● The input:
= Beginning of Section =

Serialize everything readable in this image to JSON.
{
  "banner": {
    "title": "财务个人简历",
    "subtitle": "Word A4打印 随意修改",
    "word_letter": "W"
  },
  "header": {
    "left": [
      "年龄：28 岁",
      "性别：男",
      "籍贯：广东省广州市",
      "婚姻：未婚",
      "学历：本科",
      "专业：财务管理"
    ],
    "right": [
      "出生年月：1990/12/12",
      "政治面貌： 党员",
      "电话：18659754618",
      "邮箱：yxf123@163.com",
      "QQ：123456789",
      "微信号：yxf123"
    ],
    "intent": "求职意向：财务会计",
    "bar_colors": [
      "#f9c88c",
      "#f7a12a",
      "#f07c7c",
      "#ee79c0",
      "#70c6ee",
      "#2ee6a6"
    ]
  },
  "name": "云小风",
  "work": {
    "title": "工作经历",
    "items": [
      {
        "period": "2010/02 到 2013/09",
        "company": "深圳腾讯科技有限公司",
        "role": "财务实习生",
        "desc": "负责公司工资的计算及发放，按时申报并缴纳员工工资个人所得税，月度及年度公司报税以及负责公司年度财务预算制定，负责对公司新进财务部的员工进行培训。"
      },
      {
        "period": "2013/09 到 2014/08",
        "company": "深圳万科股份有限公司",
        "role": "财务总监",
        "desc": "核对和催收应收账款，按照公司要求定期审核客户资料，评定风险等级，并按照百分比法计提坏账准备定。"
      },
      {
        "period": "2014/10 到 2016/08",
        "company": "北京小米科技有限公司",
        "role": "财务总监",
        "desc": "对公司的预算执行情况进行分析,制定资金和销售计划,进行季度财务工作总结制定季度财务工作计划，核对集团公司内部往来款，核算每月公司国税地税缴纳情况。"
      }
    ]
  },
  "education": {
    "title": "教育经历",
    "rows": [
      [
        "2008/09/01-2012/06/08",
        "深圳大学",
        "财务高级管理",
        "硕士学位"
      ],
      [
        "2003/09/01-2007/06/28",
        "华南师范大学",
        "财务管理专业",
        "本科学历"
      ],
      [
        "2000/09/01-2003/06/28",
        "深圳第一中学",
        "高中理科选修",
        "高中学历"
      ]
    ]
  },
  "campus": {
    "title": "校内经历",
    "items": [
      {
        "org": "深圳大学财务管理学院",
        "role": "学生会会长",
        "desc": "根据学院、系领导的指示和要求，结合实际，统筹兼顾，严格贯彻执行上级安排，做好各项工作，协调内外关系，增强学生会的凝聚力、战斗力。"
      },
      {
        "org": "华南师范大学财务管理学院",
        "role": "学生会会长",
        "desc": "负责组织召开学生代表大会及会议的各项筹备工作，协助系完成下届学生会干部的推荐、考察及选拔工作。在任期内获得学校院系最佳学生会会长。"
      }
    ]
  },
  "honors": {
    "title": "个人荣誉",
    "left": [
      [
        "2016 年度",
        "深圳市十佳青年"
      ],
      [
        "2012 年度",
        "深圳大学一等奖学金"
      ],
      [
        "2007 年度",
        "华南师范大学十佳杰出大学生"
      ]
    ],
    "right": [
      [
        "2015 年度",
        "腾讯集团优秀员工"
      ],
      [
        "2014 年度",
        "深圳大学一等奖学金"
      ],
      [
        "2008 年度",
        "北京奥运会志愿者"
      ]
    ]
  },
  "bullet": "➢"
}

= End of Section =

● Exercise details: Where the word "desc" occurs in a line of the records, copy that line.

● Result of this exercise:
        "desc": "负责公司工资的计算及发放，按时申报并缴纳员工工资个人所得税，月度及年度公司报税以及负责公司年度财务预算制定，负责对公司新进财务部的员工进行培训。"
        "desc": "核对和催收应收账款，按照公司要求定期审核客户资料，评定风险等级，并按照百分比法计提坏账准备定。"
        "desc": "对公司的预算执行情况进行分析,制定资金和销售计划,进行季度财务工作总结制定季度财务工作计划，核对集团公司内部往来款，核算每月公司国税地税缴纳情况。"
        "desc": "根据学院、系领导的指示和要求，结合实际，统筹兼顾，严格贯彻执行上级安排，做好各项工作，协调内外关系，增强学生会的凝聚力、战斗力。"
        "desc": "负责组织召开学生代表大会及会议的各项筹备工作，协助系完成下届学生会干部的推荐、考察及选拔工作。在任期内获得学校院系最佳学生会会长。"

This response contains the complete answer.